» What you will do
Copy the data below verbatim, leaving no line out.

» Supplied records
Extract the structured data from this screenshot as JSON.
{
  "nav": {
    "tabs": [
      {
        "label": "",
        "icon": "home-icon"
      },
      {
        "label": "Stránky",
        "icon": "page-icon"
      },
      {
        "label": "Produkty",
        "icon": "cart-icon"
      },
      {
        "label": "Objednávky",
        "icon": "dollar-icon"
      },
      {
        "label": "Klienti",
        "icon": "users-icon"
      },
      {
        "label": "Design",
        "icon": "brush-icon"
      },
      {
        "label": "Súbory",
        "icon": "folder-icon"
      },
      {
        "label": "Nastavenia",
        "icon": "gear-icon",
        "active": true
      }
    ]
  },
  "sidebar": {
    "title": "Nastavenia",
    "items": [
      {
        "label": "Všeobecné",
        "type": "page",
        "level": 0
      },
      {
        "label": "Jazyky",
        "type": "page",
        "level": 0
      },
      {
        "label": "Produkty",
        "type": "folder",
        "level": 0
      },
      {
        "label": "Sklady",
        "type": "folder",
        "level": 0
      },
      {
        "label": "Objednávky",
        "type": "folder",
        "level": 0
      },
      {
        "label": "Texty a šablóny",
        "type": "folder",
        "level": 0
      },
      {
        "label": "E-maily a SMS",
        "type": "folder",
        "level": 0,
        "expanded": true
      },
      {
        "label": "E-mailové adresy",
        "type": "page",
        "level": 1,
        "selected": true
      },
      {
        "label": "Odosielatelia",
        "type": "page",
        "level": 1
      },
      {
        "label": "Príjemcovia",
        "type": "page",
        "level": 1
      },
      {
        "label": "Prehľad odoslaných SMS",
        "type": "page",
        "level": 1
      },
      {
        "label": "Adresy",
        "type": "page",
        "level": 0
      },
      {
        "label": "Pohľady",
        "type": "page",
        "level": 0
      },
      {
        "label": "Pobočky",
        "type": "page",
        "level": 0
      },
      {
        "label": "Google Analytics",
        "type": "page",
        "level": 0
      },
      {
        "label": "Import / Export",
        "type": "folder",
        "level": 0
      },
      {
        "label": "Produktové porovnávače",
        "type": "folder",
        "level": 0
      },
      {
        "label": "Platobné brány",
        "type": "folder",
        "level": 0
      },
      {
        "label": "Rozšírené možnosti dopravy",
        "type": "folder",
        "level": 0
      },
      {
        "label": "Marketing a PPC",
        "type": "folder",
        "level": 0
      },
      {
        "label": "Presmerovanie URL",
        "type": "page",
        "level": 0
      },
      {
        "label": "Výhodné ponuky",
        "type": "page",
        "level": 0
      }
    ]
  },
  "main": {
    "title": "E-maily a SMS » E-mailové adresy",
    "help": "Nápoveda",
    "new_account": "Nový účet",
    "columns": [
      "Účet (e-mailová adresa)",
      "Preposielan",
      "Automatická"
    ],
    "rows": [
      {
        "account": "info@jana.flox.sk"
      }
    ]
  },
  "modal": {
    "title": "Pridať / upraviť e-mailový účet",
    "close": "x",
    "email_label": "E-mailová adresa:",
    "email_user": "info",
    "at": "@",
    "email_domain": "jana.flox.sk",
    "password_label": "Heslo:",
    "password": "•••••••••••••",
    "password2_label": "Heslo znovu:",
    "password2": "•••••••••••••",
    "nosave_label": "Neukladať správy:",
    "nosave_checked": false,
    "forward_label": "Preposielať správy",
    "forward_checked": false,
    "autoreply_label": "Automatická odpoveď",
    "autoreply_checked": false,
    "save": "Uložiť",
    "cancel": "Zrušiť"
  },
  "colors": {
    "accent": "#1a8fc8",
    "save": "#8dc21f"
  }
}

» Output
Extract the structured data from this screenshot as JSON.
{
  "nav": {
    "tabs": [
      {
        "label": "",
        "icon": "home-icon"
      },
      {
        "label": "Stránky",
        "icon": "page-icon"
      },
      {
        "label": "Produkty",
        "icon": "cart-icon"
      },
      {
        "label": "Objednávky",
        "icon": "dollar-icon"
      },
      {
        "label": "Klienti",
        "icon": "users-icon"
      },
      {
        "label": "Design",
        "icon": "brush-icon"
      },
      {
        "label": "Súbory",
        "icon": "folder-icon"
      },
      {
        "label": "Nastavenia",
        "icon": "gear-icon",
        "active": true
      }
    ]
  },
  "sidebar": {
    "title": "Nastavenia",
    "items": [
      {
        "label": "Všeobecné",
        "type": "page",
        "level": 0
      },
      {
        "label": "Jazyky",
        "type": "page",
        "level": 0
      },
      {
        "label": "Produkty",
        "type": "folder",
        "level": 0
      },
      {
        "label": "Sklady",
        "type": "folder",
        "level": 0
      },
      {
        "label": "Objednávky",
        "type": "folder",
        "level": 0
      },
      {
        "label": "Texty a šablóny",
        "type": "folder",
        "level": 0
      },
      {
        "label": "E-maily a SMS",
        "type": "folder",
        "level": 0,
        "expanded": true
      },
      {
        "label": "E-mailové adresy",
        "type": "page",
        "level": 1,
        "selected": true
      },
      {
        "label": "Odosielatelia",
        "type": "page",
        "level": 1
      },
      {
        "label": "Príjemcovia",
        "type": "page",
        "level": 1
      },
      {
        "label": "Prehľad odoslaných SMS",
        "type": "page",
        "level": 1
      },
      {
        "label": "Adresy",
        "type": "page",
        "level": 0
      },
      {
        "label": "Pohľady",
        "type": "page",
        "level": 0
      },
      {
        "label": "Pobočky",
        "type": "page",
        "level": 0
      },
      {
        "label": "Google Analytics",
        "type": "page",
        "level": 0
      },
      {
        "label": "Import / Export",
        "type": "folder",
        "level": 0
      },
      {
        "label": "Produktové porovnávače",
        "type": "folder",
        "level": 0
      },
      {
        "label": "Platobné brány",
        "type": "folder",
        "level": 0
      },
      {
        "label": "Rozšírené možnosti dopravy",
        "type": "folder",
        "level": 0
      },
      {
        "label": "Marketing a PPC",
        "type": "folder",
        "level": 0
      },
      {
        "label": "Presmerovanie URL",
        "type": "page",
        "level": 0
      },
      {
        "label": "Výhodné ponuky",
        "type": "page",
        "level": 0
      }
    ]
  },
  "main": {
    "title": "E-maily a SMS » E-mailové adresy",
    "help": "Nápoveda",
    "new_account": "Nový účet",
    "columns": [
      "Účet (e-mailová adresa)",
      "Preposielan",
      "Automatická"
    ],
    "rows": [
      {
        "account": "info@jana.flox.sk"
      }
    ]
  },
  "modal": {
    "title": "Pridať / upraviť e-mailový účet",
    "close": "x",
    "email_label": "E-mailová adresa:",
    "email_user": "info",
    "at": "@",
    "email_domain": "jana.flox.sk",
    "password_label": "Heslo:",
    "password": "•••••••••••••",
    "password2_label": "Heslo znovu:",
    "password2": "•••••••••••••",
    "nosave_label": "Neukladať správy:",
    "nosave_checked": false,
    "forward_label": "Preposielať správy",
    "forward_checked": false,
    "autoreply_label": "Automatická odpoveď",
    "autoreply_checked": false,
    "save": "Uložiť",
    "cancel": "Zrušiť"
  },
  "colors": {
    "accent": "#1a8fc8",
    "save": "#8dc21f"
  }
}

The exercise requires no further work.